● **PROBLEM TO SOLVE**:
All entries below are to be retyped in full, precisely as they appear.

● **ENTRIES PROVIDED**:
______
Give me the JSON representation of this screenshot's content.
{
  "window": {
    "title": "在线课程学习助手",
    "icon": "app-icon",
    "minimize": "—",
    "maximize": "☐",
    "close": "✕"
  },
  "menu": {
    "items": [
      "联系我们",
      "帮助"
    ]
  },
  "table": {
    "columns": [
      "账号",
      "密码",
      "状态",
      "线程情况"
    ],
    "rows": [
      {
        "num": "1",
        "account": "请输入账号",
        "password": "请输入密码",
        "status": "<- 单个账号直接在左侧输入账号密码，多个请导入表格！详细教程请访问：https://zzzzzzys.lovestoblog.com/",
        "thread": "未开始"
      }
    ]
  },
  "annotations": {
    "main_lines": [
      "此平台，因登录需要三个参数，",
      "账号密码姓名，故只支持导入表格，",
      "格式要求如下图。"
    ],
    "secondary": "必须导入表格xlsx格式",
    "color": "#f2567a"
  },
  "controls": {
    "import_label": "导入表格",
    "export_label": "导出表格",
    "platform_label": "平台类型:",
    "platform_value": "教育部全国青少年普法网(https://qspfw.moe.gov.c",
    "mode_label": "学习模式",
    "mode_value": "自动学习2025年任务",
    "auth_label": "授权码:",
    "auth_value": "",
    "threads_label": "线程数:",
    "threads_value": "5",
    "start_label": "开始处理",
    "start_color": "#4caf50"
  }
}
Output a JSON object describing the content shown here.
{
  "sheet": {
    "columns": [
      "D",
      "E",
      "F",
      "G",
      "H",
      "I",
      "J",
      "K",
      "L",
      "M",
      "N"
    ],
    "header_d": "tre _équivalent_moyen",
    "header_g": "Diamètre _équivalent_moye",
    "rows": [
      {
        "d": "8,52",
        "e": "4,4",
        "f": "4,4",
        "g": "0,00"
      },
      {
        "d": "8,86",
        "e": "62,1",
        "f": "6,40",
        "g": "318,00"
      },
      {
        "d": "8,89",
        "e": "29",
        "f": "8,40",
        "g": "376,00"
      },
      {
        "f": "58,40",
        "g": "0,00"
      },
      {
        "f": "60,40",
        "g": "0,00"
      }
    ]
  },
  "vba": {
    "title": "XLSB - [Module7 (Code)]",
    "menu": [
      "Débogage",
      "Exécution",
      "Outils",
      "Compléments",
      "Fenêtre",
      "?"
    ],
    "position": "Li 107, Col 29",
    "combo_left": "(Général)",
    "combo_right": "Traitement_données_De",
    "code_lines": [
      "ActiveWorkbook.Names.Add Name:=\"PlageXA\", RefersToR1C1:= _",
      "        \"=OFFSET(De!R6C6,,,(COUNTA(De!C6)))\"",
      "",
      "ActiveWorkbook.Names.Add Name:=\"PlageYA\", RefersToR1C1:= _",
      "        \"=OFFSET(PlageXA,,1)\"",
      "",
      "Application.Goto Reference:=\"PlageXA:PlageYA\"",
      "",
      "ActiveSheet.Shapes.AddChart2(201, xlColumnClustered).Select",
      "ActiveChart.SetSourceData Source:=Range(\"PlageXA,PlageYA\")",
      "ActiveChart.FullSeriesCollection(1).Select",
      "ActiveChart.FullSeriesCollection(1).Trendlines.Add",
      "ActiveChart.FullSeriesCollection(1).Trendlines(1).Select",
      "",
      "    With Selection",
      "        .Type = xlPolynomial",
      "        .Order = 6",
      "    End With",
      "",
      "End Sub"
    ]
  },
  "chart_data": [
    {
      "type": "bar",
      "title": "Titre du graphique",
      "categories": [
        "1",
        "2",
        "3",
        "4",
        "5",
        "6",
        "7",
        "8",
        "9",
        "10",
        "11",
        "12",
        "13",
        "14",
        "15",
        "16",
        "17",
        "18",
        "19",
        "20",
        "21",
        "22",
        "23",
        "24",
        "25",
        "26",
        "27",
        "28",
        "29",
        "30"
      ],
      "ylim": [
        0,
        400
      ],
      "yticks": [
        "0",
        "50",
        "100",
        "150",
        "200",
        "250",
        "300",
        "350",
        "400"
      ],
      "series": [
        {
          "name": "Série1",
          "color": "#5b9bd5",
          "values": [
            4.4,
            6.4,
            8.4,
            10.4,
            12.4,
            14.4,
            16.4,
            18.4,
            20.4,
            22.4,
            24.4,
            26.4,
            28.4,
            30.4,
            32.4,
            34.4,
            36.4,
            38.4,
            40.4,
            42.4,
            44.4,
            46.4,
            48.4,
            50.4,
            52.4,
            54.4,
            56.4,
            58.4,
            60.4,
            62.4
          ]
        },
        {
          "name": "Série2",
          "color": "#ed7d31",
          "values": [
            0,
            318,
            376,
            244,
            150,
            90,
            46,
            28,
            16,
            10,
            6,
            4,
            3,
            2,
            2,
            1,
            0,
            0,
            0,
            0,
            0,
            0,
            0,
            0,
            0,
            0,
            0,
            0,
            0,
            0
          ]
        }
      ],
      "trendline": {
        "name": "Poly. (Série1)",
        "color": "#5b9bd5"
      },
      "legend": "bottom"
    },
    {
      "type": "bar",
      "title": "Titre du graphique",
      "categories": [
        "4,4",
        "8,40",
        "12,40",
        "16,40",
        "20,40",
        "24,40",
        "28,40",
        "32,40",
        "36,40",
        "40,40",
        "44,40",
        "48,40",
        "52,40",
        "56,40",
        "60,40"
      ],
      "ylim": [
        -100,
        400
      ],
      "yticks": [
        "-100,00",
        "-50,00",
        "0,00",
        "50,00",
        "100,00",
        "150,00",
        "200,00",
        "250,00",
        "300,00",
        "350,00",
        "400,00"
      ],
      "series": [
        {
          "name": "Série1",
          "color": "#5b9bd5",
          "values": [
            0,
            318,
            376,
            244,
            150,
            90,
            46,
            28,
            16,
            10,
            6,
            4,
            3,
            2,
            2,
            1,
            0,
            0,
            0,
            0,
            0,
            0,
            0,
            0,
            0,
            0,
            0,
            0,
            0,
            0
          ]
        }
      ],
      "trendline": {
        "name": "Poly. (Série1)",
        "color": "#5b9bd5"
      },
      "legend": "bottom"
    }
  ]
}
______
● **TASK RESPONSE**:
Give me the JSON representation of this screenshot's content.
{
  "window": {
    "title": "在线课程学习助手",
    "icon": "app-icon",
    "minimize": "—",
    "maximize": "☐",
    "close": "✕"
  },
  "menu": {
    "items": [
      "联系我们",
      "帮助"
    ]
  },
  "table": {
    "columns": [
      "账号",
      "密码",
      "状态",
      "线程情况"
    ],
    "rows": [
      {
        "num": "1",
        "account": "请输入账号",
        "password": "请输入密码",
        "status": "<- 单个账号直接在左侧输入账号密码，多个请导入表格！详细教程请访问：https://zzzzzzys.lovestoblog.com/",
        "thread": "未开始"
      }
    ]
  },
  "annotations": {
    "main_lines": [
      "此平台，因登录需要三个参数，",
      "账号密码姓名，故只支持导入表格，",
      "格式要求如下图。"
    ],
    "secondary": "必须导入表格xlsx格式",
    "color": "#f2567a"
  },
  "controls": {
    "import_label": "导入表格",
    "export_label": "导出表格",
    "platform_label": "平台类型:",
    "platform_value": "教育部全国青少年普法网(https://qspfw.moe.gov.c",
    "mode_label": "学习模式",
    "mode_value": "自动学习2025年任务",
    "auth_label": "授权码:",
    "auth_value": "",
    "threads_label": "线程数:",
    "threads_value": "5",
    "start_label": "开始处理",
    "start_color": "#4caf50"
  }
}
Output a JSON object describing the content shown here.
{
  "sheet": {
    "columns": [
      "D",
      "E",
      "F",
      "G",
      "H",
      "I",
      "J",
      "K",
      "L",
      "M",
      "N"
    ],
    "header_d": "tre _équivalent_moyen",
    "header_g": "Diamètre _équivalent_moye",
    "rows": [
      {
        "d": "8,52",
        "e": "4,4",
        "f": "4,4",
        "g": "0,00"
      },
      {
        "d": "8,86",
        "e": "62,1",
        "f": "6,40",
        "g": "318,00"
      },
      {
        "d": "8,89",
        "e": "29",
        "f": "8,40",
        "g": "376,00"
      },
      {
        "f": "58,40",
        "g": "0,00"
      },
      {
        "f": "60,40",
        "g": "0,00"
      }
    ]
  },
  "vba": {
    "title": "XLSB - [Module7 (Code)]",
    "menu": [
      "Débogage",
      "Exécution",
      "Outils",
      "Compléments",
      "Fenêtre",
      "?"
    ],
    "position": "Li 107, Col 29",
    "combo_left": "(Général)",
    "combo_right": "Traitement_données_De",
    "code_lines": [
      "ActiveWorkbook.Names.Add Name:=\"PlageXA\", RefersToR1C1:= _",
      "        \"=OFFSET(De!R6C6,,,(COUNTA(De!C6)))\"",
      "",
      "ActiveWorkbook.Names.Add Name:=\"PlageYA\", RefersToR1C1:= _",
      "        \"=OFFSET(PlageXA,,1)\"",
      "",
      "Application.Goto Reference:=\"PlageXA:PlageYA\"",
      "",
      "ActiveSheet.Shapes.AddChart2(201, xlColumnClustered).Select",
      "ActiveChart.SetSourceData Source:=Range(\"PlageXA,PlageYA\")",
      "ActiveChart.FullSeriesCollection(1).Select",
      "ActiveChart.FullSeriesCollection(1).Trendlines.Add",
      "ActiveChart.FullSeriesCollection(1).Trendlines(1).Select",
      "",
      "    With Selection",
      "        .Type = xlPolynomial",
      "        .Order = 6",
      "    End With",
      "",
      "End Sub"
    ]
  },
  "chart_data": [
    {
      "type": "bar",
      "title": "Titre du graphique",
      "categories": [
        "1",
        "2",
        "3",
        "4",
        "5",
        "6",
        "7",
        "8",
        "9",
        "10",
        "11",
        "12",
        "13",
        "14",
        "15",
        "16",
        "17",
        "18",
        "19",
        "20",
        "21",
        "22",
        "23",
        "24",
        "25",
        "26",
        "27",
        "28",
        "29",
        "30"
      ],
      "ylim": [
        0,
        400
      ],
      "yticks": [
        "0",
        "50",
        "100",
        "150",
        "200",
        "250",
        "300",
        "350",
        "400"
      ],
      "series": [
        {
          "name": "Série1",
          "color": "#5b9bd5",
          "values": [
            4.4,
            6.4,
            8.4,
            10.4,
            12.4,
            14.4,
            16.4,
            18.4,
            20.4,
            22.4,
            24.4,
            26.4,
            28.4,
            30.4,
            32.4,
            34.4,
            36.4,
            38.4,
            40.4,
            42.4,
            44.4,
            46.4,
            48.4,
            50.4,
            52.4,
            54.4,
            56.4,
            58.4,
            60.4,
            62.4
          ]
        },
        {
          "name": "Série2",
          "color": "#ed7d31",
          "values": [
            0,
            318,
            376,
            244,
            150,
            90,
            46,
            28,
            16,
            10,
            6,
            4,
            3,
            2,
            2,
            1,
            0,
            0,
            0,
            0,
            0,
            0,
            0,
            0,
            0,
            0,
            0,
            0,
            0,
            0
          ]
        }
      ],
      "trendline": {
        "name": "Poly. (Série1)",
        "color": "#5b9bd5"
      },
      "legend": "bottom"
    },
    {
      "type": "bar",
      "title": "Titre du graphique",
      "categories": [
        "4,4",
        "8,40",
        "12,40",
        "16,40",
        "20,40",
        "24,40",
        "28,40",
        "32,40",
        "36,40",
        "40,40",
        "44,40",
        "48,40",
        "52,40",
        "56,40",
        "60,40"
      ],
      "ylim": [
        -100,
        400
      ],
      "yticks": [
        "-100,00",
        "-50,00",
        "0,00",
        "50,00",
        "100,00",
        "150,00",
        "200,00",
        "250,00",
        "300,00",
        "350,00",
        "400,00"
      ],
      "series": [
        {
          "name": "Série1",
          "color": "#5b9bd5",
          "values": [
            0,
            318,
            376,
            244,
            150,
            90,
            46,
            28,
            16,
            10,
            6,
            4,
            3,
            2,
            2,
            1,
            0,
            0,
            0,
            0,
            0,
            0,
            0,
            0,
            0,
            0,
            0,
            0,
            0,
            0
          ]
        }
      ],
      "trendline": {
        "name": "Poly. (Série1)",
        "color": "#5b9bd5"
      },
      "legend": "bottom"
    }
  ]
}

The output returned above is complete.